[[ Given data, beginning ]]
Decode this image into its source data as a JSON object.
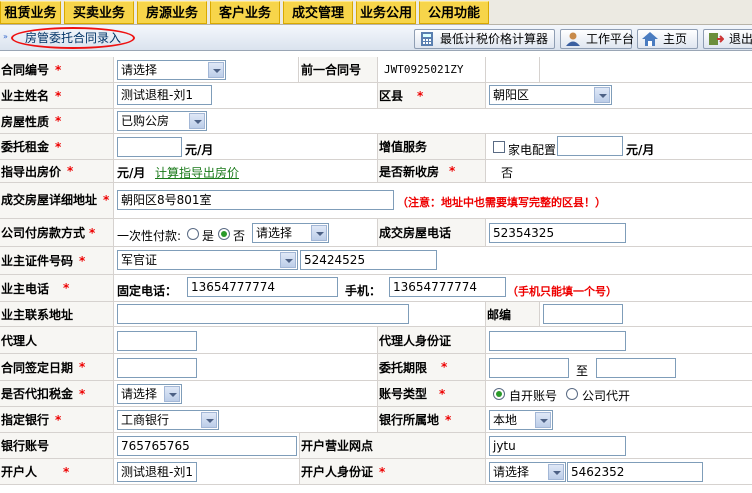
{
  "menu": [
    "租赁业务",
    "买卖业务",
    "房源业务",
    "客户业务",
    "成交管理",
    "业务公用",
    "公用功能"
  ],
  "breadcrumb": "房管委托合同录入",
  "toolbar": {
    "calculator": "最低计税价格计算器",
    "workbench": "工作平台",
    "home": "主页",
    "exit": "退出"
  },
  "form": {
    "contract_no": {
      "label": "合同编号",
      "value": "请选择"
    },
    "prev_contract_no": {
      "label": "前一合同号",
      "value": "JWT0925021ZY"
    },
    "owner_name": {
      "label": "业主姓名",
      "value": "测试退租-刘1"
    },
    "district": {
      "label": "区县",
      "value": "朝阳区"
    },
    "property_type": {
      "label": "房屋性质",
      "value": "已购公房"
    },
    "rent": {
      "label": "委托租金",
      "value": "",
      "unit": "元/月"
    },
    "value_added": {
      "label": "增值服务",
      "option": "家电配置",
      "value": "",
      "unit": "元/月"
    },
    "guide_price": {
      "label": "指导出房价",
      "unit": "元/月",
      "link": "计算指导出房价"
    },
    "new_property": {
      "label": "是否新收房",
      "value": "否"
    },
    "address": {
      "label": "成交房屋详细地址",
      "value": "朝阳区8号801室",
      "note": "（注意：地址中也需要填写完整的区县！）"
    },
    "payment": {
      "label": "公司付房款方式",
      "lump": "一次性付款:",
      "yes": "是",
      "no": "否",
      "select": "请选择"
    },
    "house_phone": {
      "label": "成交房屋电话",
      "value": "52354325"
    },
    "owner_id": {
      "label": "业主证件号码",
      "type": "军官证",
      "value": "52424525"
    },
    "owner_phone": {
      "label": "业主电话",
      "fixed_label": "固定电话：",
      "fixed": "13654777774",
      "mobile_label": "手机：",
      "mobile": "13654777774",
      "note": "（手机只能填一个号）"
    },
    "owner_address": {
      "label": "业主联系地址",
      "value": ""
    },
    "postcode": {
      "label": "邮编",
      "value": ""
    },
    "agent": {
      "label": "代理人",
      "value": ""
    },
    "agent_id": {
      "label": "代理人身份证",
      "value": ""
    },
    "sign_date": {
      "label": "合同签定日期",
      "value": ""
    },
    "period": {
      "label": "委托期限",
      "to": "至",
      "from_value": "",
      "to_value": ""
    },
    "withhold_tax": {
      "label": "是否代扣税金",
      "value": "请选择"
    },
    "account_type": {
      "label": "账号类型",
      "own": "自开账号",
      "company": "公司代开"
    },
    "bank": {
      "label": "指定银行",
      "value": "工商银行"
    },
    "bank_location": {
      "label": "银行所属地",
      "value": "本地"
    },
    "account_no": {
      "label": "银行账号",
      "value": "765765765"
    },
    "branch": {
      "label": "开户营业网点",
      "value": "jytu"
    },
    "account_holder": {
      "label": "开户人",
      "value": "测试退租-刘1"
    },
    "holder_id": {
      "label": "开户人身份证",
      "type": "请选择",
      "value": "5462352"
    }
  }
}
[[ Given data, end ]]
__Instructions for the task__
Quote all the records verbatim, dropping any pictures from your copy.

__Task response__
Decode this image into its source data as a JSON object.
{
  "menu": [
    "租赁业务",
    "买卖业务",
    "房源业务",
    "客户业务",
    "成交管理",
    "业务公用",
    "公用功能"
  ],
  "breadcrumb": "房管委托合同录入",
  "toolbar": {
    "calculator": "最低计税价格计算器",
    "workbench": "工作平台",
    "home": "主页",
    "exit": "退出"
  },
  "form": {
    "contract_no": {
      "label": "合同编号",
      "value": "请选择"
    },
    "prev_contract_no": {
      "label": "前一合同号",
      "value": "JWT0925021ZY"
    },
    "owner_name": {
      "label": "业主姓名",
      "value": "测试退租-刘1"
    },
    "district": {
      "label": "区县",
      "value": "朝阳区"
    },
    "property_type": {
      "label": "房屋性质",
      "value": "已购公房"
    },
    "rent": {
      "label": "委托租金",
      "value": "",
      "unit": "元/月"
    },
    "value_added": {
      "label": "增值服务",
      "option": "家电配置",
      "value": "",
      "unit": "元/月"
    },
    "guide_price": {
      "label": "指导出房价",
      "unit": "元/月",
      "link": "计算指导出房价"
    },
    "new_property": {
      "label": "是否新收房",
      "value": "否"
    },
    "address": {
      "label": "成交房屋详细地址",
      "value": "朝阳区8号801室",
      "note": "（注意：地址中也需要填写完整的区县！）"
    },
    "payment": {
      "label": "公司付房款方式",
      "lump": "一次性付款:",
      "yes": "是",
      "no": "否",
      "select": "请选择"
    },
    "house_phone": {
      "label": "成交房屋电话",
      "value": "52354325"
    },
    "owner_id": {
      "label": "业主证件号码",
      "type": "军官证",
      "value": "52424525"
    },
    "owner_phone": {
      "label": "业主电话",
      "fixed_label": "固定电话：",
      "fixed": "13654777774",
      "mobile_label": "手机：",
      "mobile": "13654777774",
      "note": "（手机只能填一个号）"
    },
    "owner_address": {
      "label": "业主联系地址",
      "value": ""
    },
    "postcode": {
      "label": "邮编",
      "value": ""
    },
    "agent": {
      "label": "代理人",
      "value": ""
    },
    "agent_id": {
      "label": "代理人身份证",
      "value": ""
    },
    "sign_date": {
      "label": "合同签定日期",
      "value": ""
    },
    "period": {
      "label": "委托期限",
      "to": "至",
      "from_value": "",
      "to_value": ""
    },
    "withhold_tax": {
      "label": "是否代扣税金",
      "value": "请选择"
    },
    "account_type": {
      "label": "账号类型",
      "own": "自开账号",
      "company": "公司代开"
    },
    "bank": {
      "label": "指定银行",
      "value": "工商银行"
    },
    "bank_location": {
      "label": "银行所属地",
      "value": "本地"
    },
    "account_no": {
      "label": "银行账号",
      "value": "765765765"
    },
    "branch": {
      "label": "开户营业网点",
      "value": "jytu"
    },
    "account_holder": {
      "label": "开户人",
      "value": "测试退租-刘1"
    },
    "holder_id": {
      "label": "开户人身份证",
      "type": "请选择",
      "value": "5462352"
    }
  }
}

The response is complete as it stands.